PROBLEM - Exactly reproduce the lines from the one holding "What data populates" through the end of the records, including both boundary lines but no pictures.

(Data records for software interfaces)
══════
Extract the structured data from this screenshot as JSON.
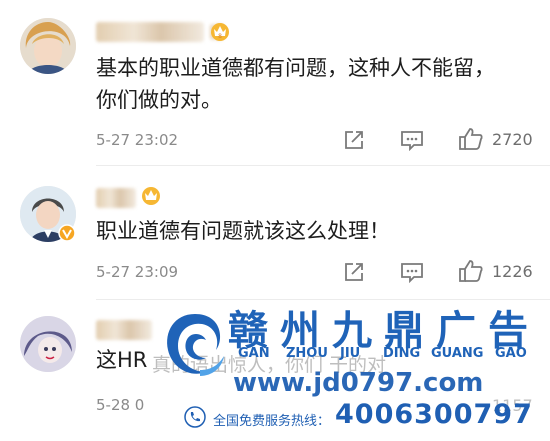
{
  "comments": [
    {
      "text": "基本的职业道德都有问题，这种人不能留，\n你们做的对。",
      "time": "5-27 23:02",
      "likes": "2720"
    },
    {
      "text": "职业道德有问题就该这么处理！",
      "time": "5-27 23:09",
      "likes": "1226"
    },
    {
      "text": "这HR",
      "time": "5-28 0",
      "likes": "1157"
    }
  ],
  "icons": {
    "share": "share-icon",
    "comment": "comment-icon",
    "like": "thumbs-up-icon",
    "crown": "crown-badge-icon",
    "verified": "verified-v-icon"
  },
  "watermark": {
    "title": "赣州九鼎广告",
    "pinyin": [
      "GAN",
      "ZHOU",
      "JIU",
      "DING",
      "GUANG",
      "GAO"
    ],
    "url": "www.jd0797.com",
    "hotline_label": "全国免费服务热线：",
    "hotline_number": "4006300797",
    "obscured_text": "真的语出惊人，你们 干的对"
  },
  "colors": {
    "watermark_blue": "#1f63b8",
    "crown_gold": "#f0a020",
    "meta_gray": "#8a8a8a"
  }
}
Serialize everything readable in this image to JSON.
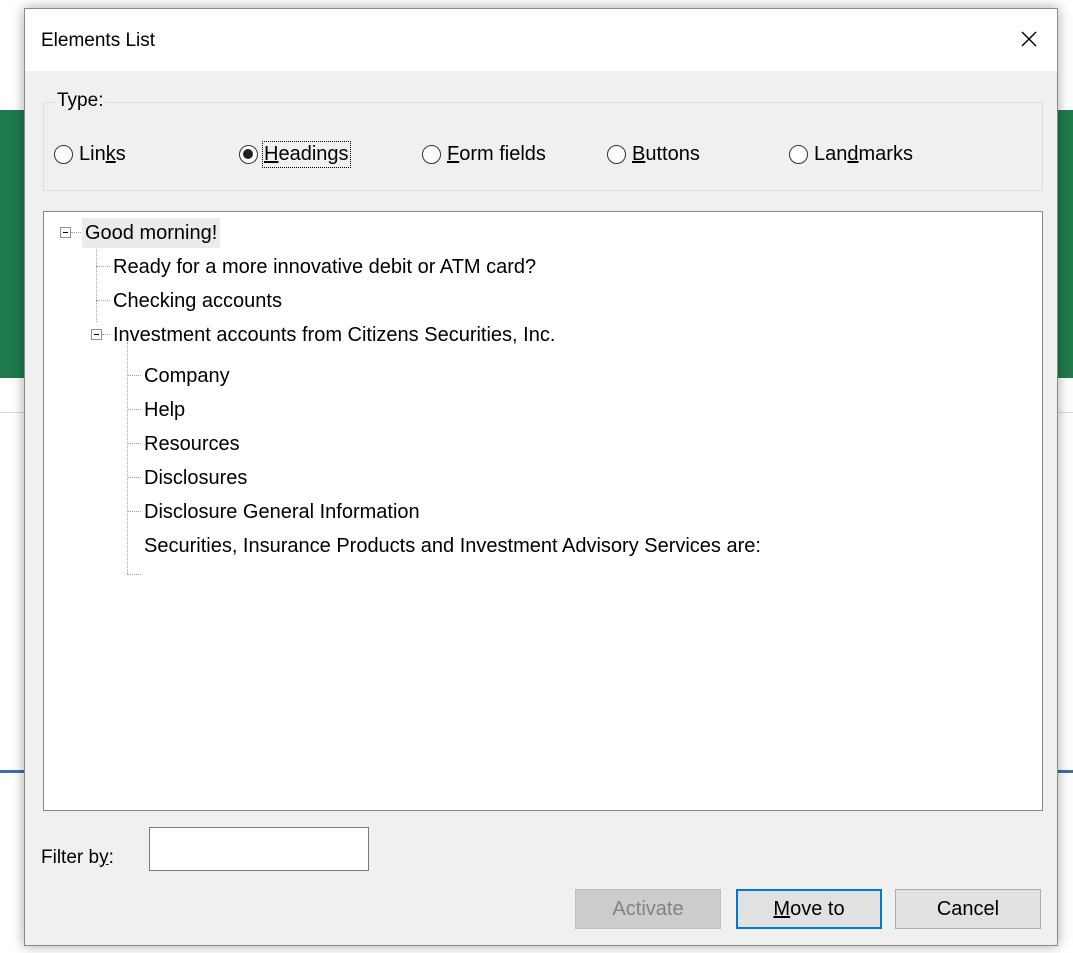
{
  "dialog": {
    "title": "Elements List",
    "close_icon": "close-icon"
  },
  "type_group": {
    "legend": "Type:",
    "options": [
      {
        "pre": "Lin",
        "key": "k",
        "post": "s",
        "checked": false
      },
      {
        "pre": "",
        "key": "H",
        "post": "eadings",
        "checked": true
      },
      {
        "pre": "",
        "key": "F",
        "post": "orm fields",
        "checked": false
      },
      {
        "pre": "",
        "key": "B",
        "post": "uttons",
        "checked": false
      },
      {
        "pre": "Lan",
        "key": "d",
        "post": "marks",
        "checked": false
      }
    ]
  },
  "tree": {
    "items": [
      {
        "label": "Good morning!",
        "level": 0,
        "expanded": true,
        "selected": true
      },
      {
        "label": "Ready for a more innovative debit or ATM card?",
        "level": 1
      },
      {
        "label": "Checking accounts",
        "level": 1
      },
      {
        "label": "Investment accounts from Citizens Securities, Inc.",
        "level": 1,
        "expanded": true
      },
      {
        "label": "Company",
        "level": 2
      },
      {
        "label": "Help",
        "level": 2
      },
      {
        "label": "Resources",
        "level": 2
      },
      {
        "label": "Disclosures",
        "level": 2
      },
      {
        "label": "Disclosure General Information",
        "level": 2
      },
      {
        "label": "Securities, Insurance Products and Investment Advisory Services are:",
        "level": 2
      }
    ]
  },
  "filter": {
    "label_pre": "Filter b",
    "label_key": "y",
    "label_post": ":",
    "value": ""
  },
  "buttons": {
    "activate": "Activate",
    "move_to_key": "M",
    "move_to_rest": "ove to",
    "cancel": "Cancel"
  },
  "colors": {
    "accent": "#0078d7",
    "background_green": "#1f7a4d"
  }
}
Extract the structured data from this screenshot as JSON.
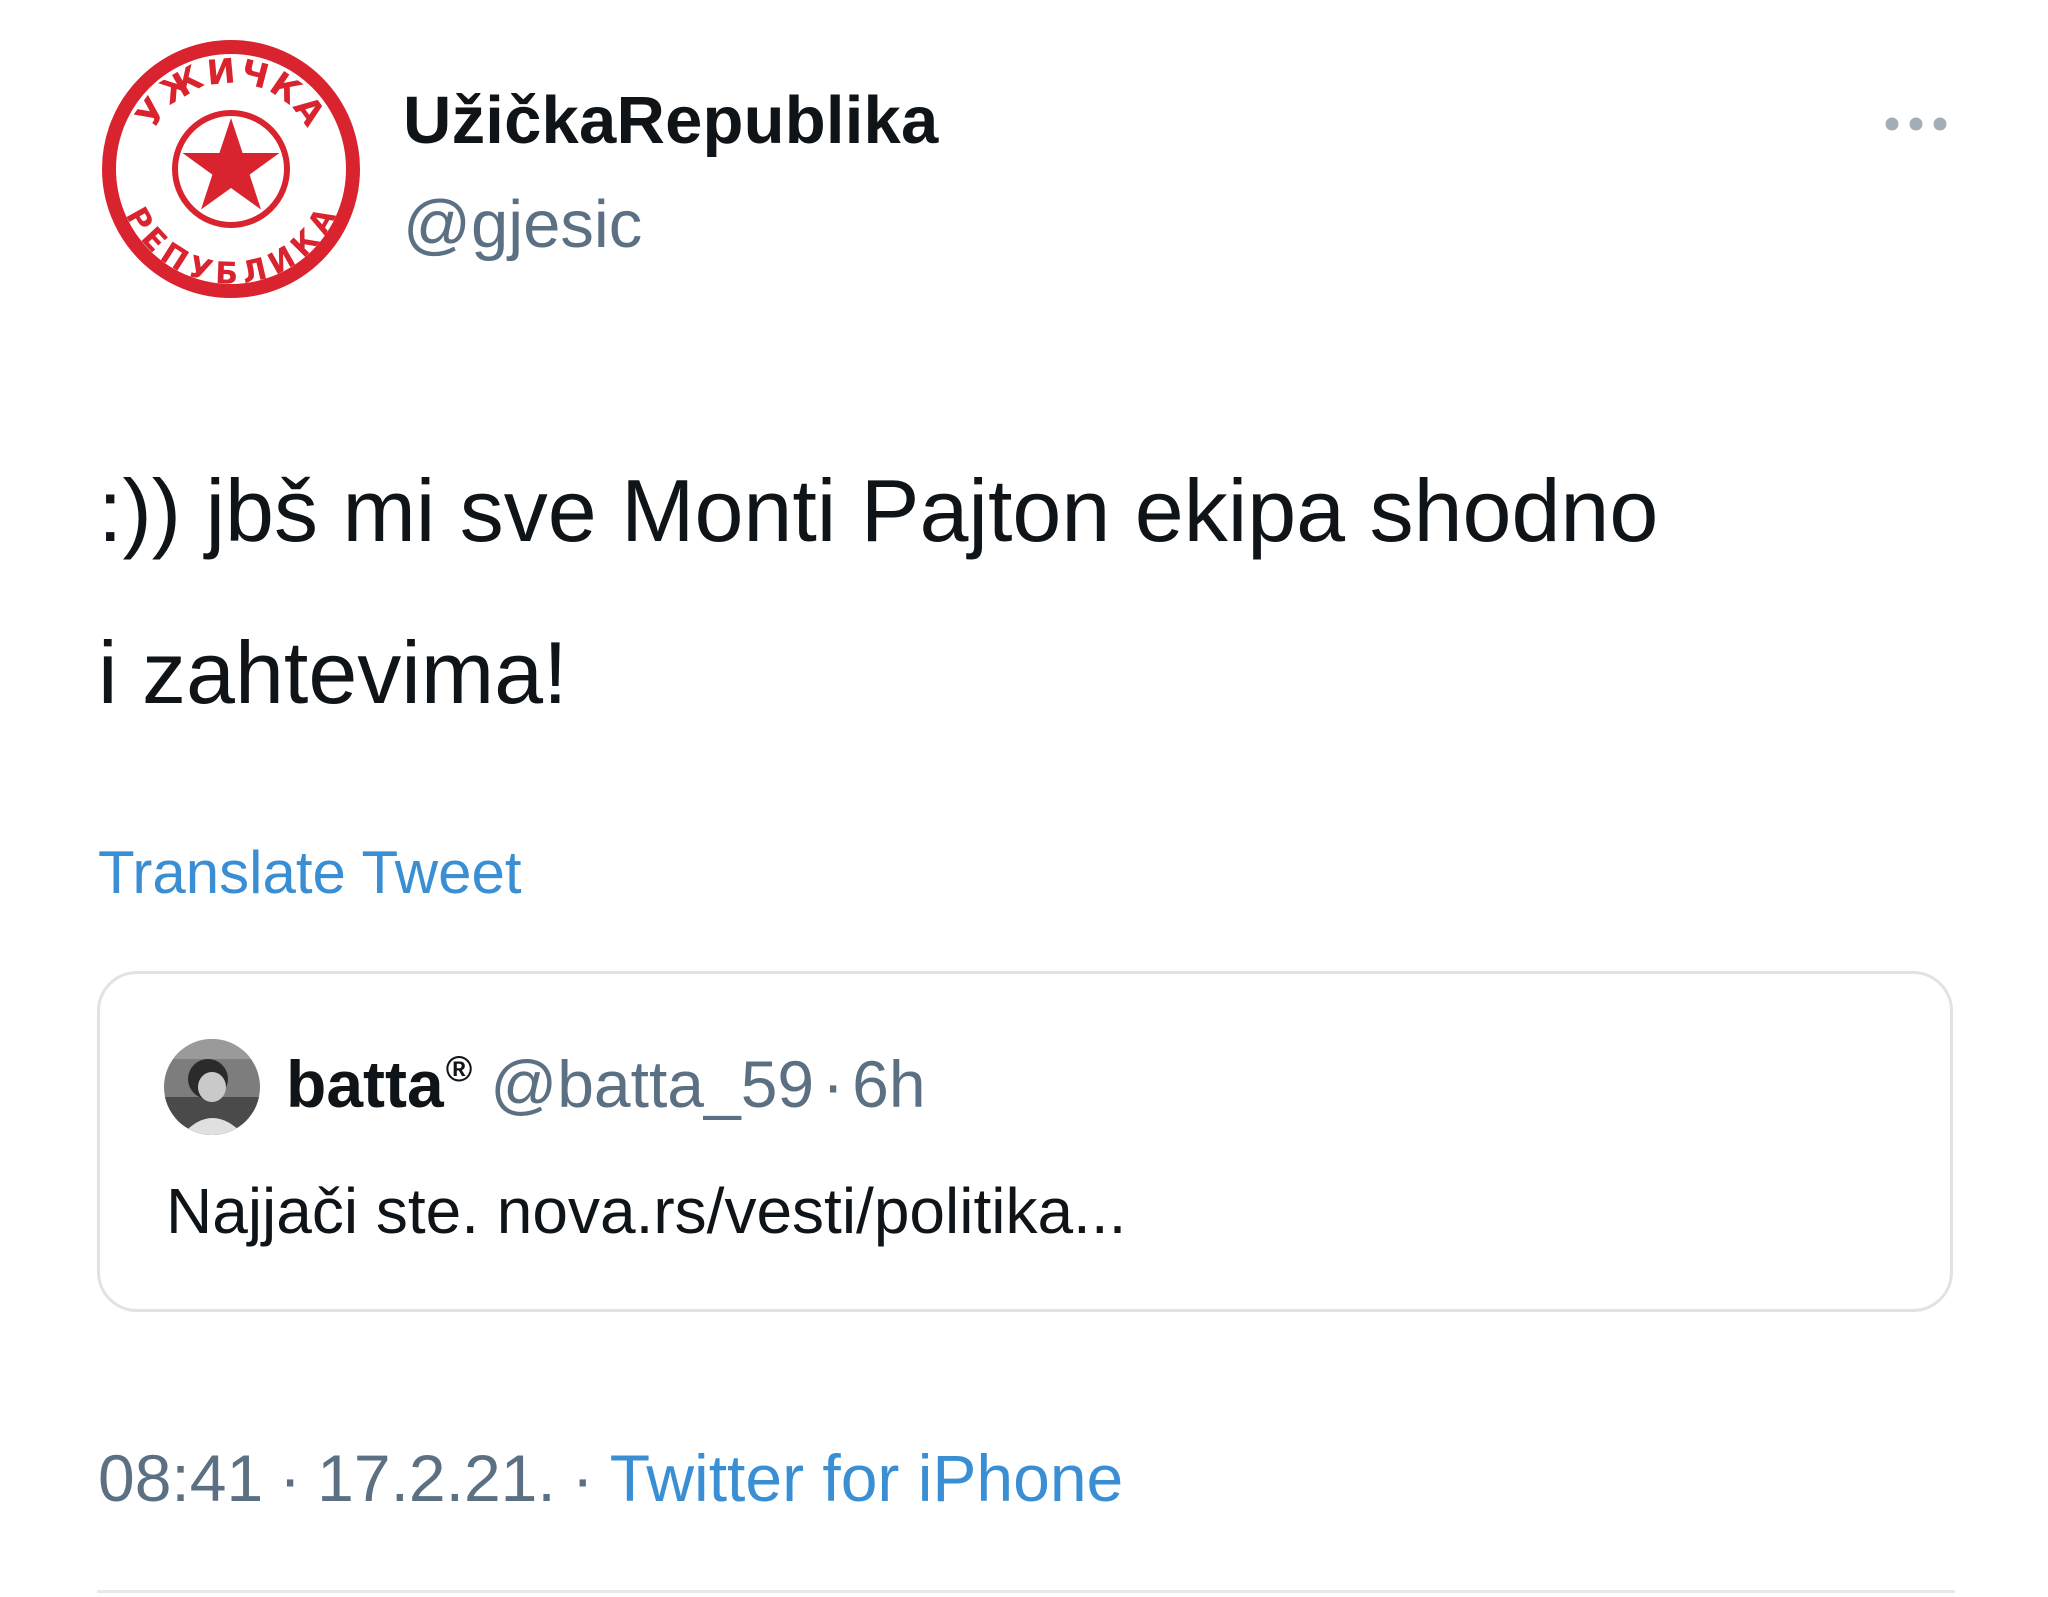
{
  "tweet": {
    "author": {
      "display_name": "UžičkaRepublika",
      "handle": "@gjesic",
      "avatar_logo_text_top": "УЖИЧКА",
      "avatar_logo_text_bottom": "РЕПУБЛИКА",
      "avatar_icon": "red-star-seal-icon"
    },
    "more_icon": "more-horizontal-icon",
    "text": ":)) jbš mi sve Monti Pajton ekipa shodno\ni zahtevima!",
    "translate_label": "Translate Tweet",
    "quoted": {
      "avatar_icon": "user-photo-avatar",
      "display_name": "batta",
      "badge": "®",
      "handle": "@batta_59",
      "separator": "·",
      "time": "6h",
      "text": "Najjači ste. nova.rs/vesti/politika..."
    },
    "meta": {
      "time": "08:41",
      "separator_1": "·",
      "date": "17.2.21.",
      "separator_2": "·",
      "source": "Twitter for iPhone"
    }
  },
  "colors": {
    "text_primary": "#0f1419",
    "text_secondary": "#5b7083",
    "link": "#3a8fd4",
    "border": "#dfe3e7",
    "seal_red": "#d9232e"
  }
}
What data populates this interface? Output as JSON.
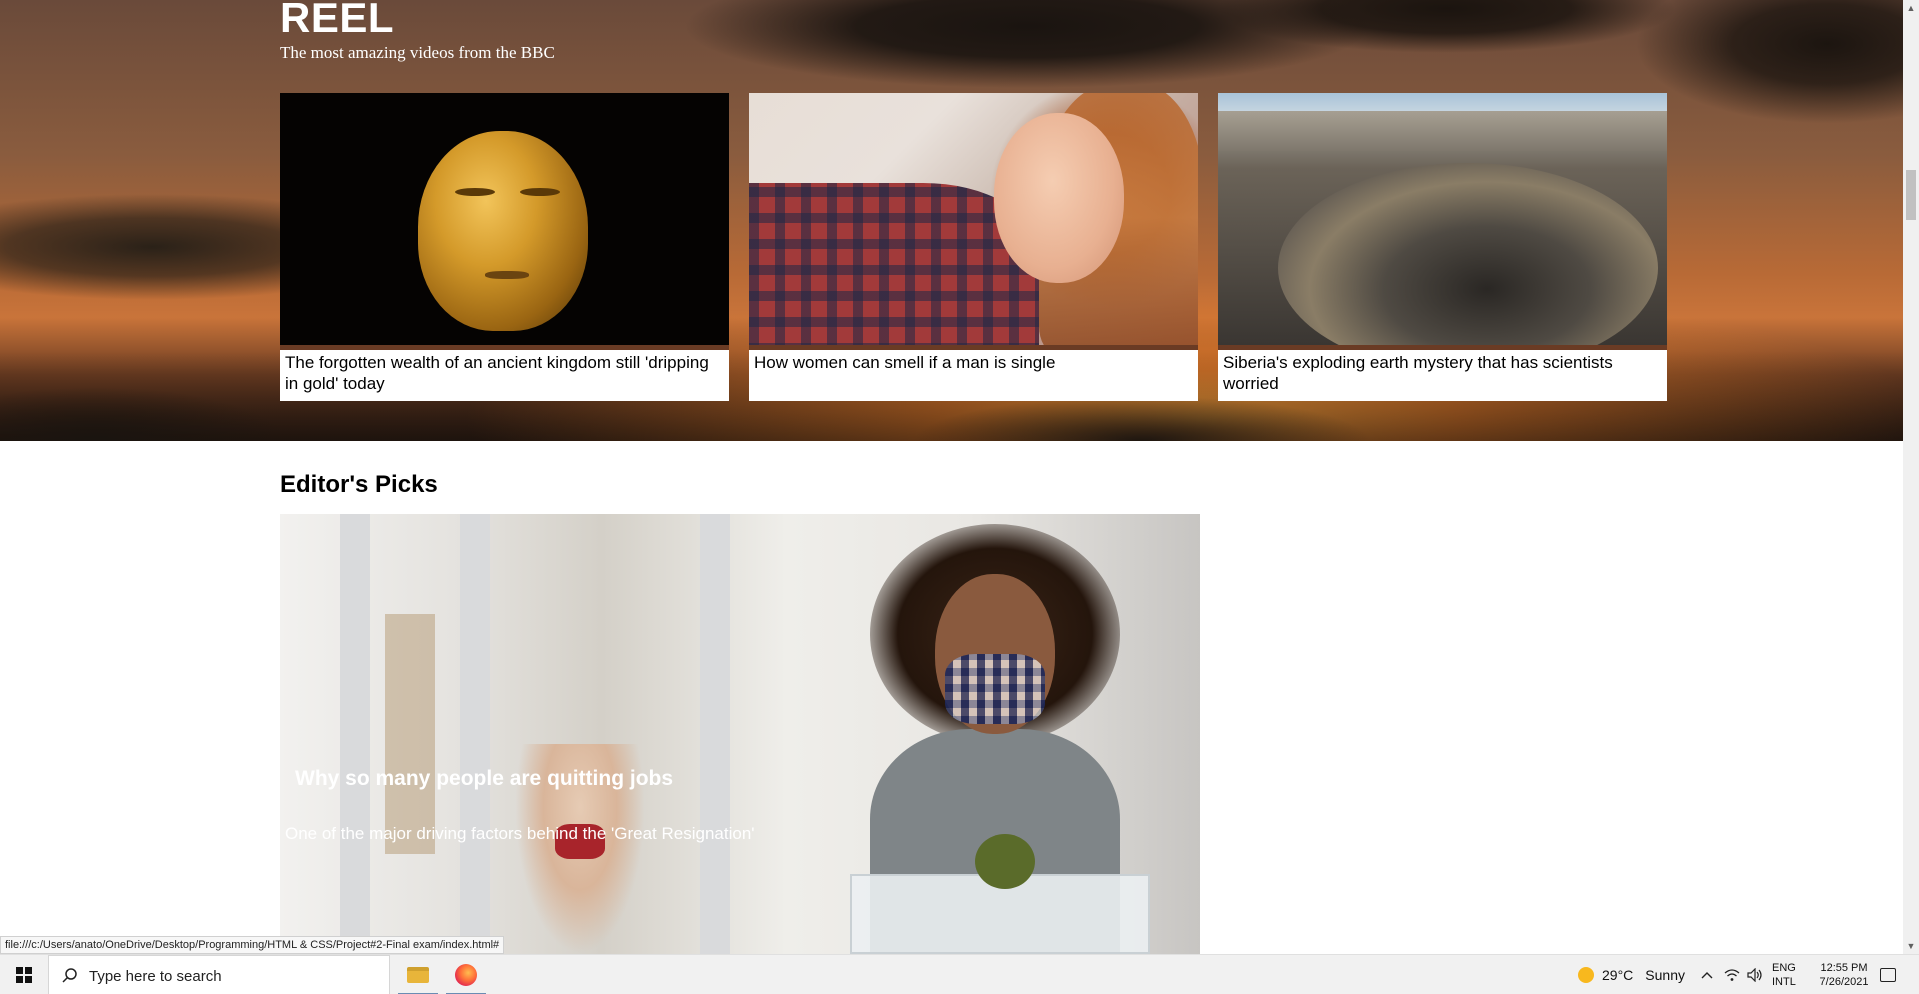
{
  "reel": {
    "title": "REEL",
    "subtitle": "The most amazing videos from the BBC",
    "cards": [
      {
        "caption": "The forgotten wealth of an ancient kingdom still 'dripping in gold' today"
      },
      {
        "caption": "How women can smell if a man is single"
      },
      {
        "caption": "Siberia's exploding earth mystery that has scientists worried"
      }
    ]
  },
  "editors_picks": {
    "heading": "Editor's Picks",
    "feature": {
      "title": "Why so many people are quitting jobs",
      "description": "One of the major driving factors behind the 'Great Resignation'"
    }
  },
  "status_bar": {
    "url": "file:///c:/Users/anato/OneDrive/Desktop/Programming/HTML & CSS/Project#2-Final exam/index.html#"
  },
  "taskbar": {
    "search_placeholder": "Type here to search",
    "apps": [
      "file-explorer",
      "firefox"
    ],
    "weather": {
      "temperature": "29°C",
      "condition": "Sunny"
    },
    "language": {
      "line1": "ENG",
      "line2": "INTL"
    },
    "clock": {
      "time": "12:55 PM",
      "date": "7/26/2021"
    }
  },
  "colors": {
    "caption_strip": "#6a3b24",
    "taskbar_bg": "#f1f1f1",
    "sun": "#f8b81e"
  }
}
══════
TASK SOLUTION -
What data populates this interface? Output as JSON.
{
  "reel": {
    "title": "REEL",
    "subtitle": "The most amazing videos from the BBC",
    "cards": [
      {
        "caption": "The forgotten wealth of an ancient kingdom still 'dripping in gold' today"
      },
      {
        "caption": "How women can smell if a man is single"
      },
      {
        "caption": "Siberia's exploding earth mystery that has scientists worried"
      }
    ]
  },
  "editors_picks": {
    "heading": "Editor's Picks",
    "feature": {
      "title": "Why so many people are quitting jobs",
      "description": "One of the major driving factors behind the 'Great Resignation'"
    }
  },
  "status_bar": {
    "url": "file:///c:/Users/anato/OneDrive/Desktop/Programming/HTML & CSS/Project#2-Final exam/index.html#"
  },
  "taskbar": {
    "search_placeholder": "Type here to search",
    "apps": [
      "file-explorer",
      "firefox"
    ],
    "weather": {
      "temperature": "29°C",
      "condition": "Sunny"
    },
    "language": {
      "line1": "ENG",
      "line2": "INTL"
    },
    "clock": {
      "time": "12:55 PM",
      "date": "7/26/2021"
    }
  },
  "colors": {
    "caption_strip": "#6a3b24",
    "taskbar_bg": "#f1f1f1",
    "sun": "#f8b81e"
  }
}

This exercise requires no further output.